▶ **TASK PROMPT**:
Reproduce each line below with no alterations.
[Start of Attachment]
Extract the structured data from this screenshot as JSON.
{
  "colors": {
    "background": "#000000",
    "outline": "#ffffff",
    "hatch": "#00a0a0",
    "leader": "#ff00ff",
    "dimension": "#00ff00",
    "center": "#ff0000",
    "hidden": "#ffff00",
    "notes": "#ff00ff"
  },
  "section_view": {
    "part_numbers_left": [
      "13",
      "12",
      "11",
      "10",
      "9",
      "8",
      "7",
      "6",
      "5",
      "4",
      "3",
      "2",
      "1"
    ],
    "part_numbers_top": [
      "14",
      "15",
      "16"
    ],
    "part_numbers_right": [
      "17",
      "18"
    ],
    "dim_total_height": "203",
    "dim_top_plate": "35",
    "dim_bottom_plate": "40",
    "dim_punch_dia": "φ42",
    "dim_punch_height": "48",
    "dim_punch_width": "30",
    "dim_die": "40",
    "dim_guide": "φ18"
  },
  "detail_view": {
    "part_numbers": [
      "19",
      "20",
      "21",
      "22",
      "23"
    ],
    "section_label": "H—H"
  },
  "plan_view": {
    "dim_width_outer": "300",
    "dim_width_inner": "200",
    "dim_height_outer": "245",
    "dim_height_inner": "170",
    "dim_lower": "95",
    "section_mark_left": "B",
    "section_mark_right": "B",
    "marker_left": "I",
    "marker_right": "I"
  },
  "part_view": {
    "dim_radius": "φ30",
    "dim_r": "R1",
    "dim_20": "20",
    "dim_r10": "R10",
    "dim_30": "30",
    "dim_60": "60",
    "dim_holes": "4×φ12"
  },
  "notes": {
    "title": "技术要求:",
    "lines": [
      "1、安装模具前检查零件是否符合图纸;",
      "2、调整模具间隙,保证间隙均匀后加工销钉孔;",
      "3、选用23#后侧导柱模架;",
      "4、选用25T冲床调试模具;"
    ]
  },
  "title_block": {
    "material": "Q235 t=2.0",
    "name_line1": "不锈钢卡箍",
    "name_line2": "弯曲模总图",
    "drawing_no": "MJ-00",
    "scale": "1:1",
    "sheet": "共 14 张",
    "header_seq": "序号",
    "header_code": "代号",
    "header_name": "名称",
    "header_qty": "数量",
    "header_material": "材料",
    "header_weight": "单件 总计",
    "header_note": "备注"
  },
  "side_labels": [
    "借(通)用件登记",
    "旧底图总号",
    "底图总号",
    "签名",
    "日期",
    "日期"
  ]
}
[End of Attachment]
▶ **TASK RESPONSE**:
Extract the structured data from this screenshot as JSON.
{
  "colors": {
    "background": "#000000",
    "outline": "#ffffff",
    "hatch": "#00a0a0",
    "leader": "#ff00ff",
    "dimension": "#00ff00",
    "center": "#ff0000",
    "hidden": "#ffff00",
    "notes": "#ff00ff"
  },
  "section_view": {
    "part_numbers_left": [
      "13",
      "12",
      "11",
      "10",
      "9",
      "8",
      "7",
      "6",
      "5",
      "4",
      "3",
      "2",
      "1"
    ],
    "part_numbers_top": [
      "14",
      "15",
      "16"
    ],
    "part_numbers_right": [
      "17",
      "18"
    ],
    "dim_total_height": "203",
    "dim_top_plate": "35",
    "dim_bottom_plate": "40",
    "dim_punch_dia": "φ42",
    "dim_punch_height": "48",
    "dim_punch_width": "30",
    "dim_die": "40",
    "dim_guide": "φ18"
  },
  "detail_view": {
    "part_numbers": [
      "19",
      "20",
      "21",
      "22",
      "23"
    ],
    "section_label": "H—H"
  },
  "plan_view": {
    "dim_width_outer": "300",
    "dim_width_inner": "200",
    "dim_height_outer": "245",
    "dim_height_inner": "170",
    "dim_lower": "95",
    "section_mark_left": "B",
    "section_mark_right": "B",
    "marker_left": "I",
    "marker_right": "I"
  },
  "part_view": {
    "dim_radius": "φ30",
    "dim_r": "R1",
    "dim_20": "20",
    "dim_r10": "R10",
    "dim_30": "30",
    "dim_60": "60",
    "dim_holes": "4×φ12"
  },
  "notes": {
    "title": "技术要求:",
    "lines": [
      "1、安装模具前检查零件是否符合图纸;",
      "2、调整模具间隙,保证间隙均匀后加工销钉孔;",
      "3、选用23#后侧导柱模架;",
      "4、选用25T冲床调试模具;"
    ]
  },
  "title_block": {
    "material": "Q235 t=2.0",
    "name_line1": "不锈钢卡箍",
    "name_line2": "弯曲模总图",
    "drawing_no": "MJ-00",
    "scale": "1:1",
    "sheet": "共 14 张",
    "header_seq": "序号",
    "header_code": "代号",
    "header_name": "名称",
    "header_qty": "数量",
    "header_material": "材料",
    "header_weight": "单件 总计",
    "header_note": "备注"
  },
  "side_labels": [
    "借(通)用件登记",
    "旧底图总号",
    "底图总号",
    "签名",
    "日期",
    "日期"
  ]
}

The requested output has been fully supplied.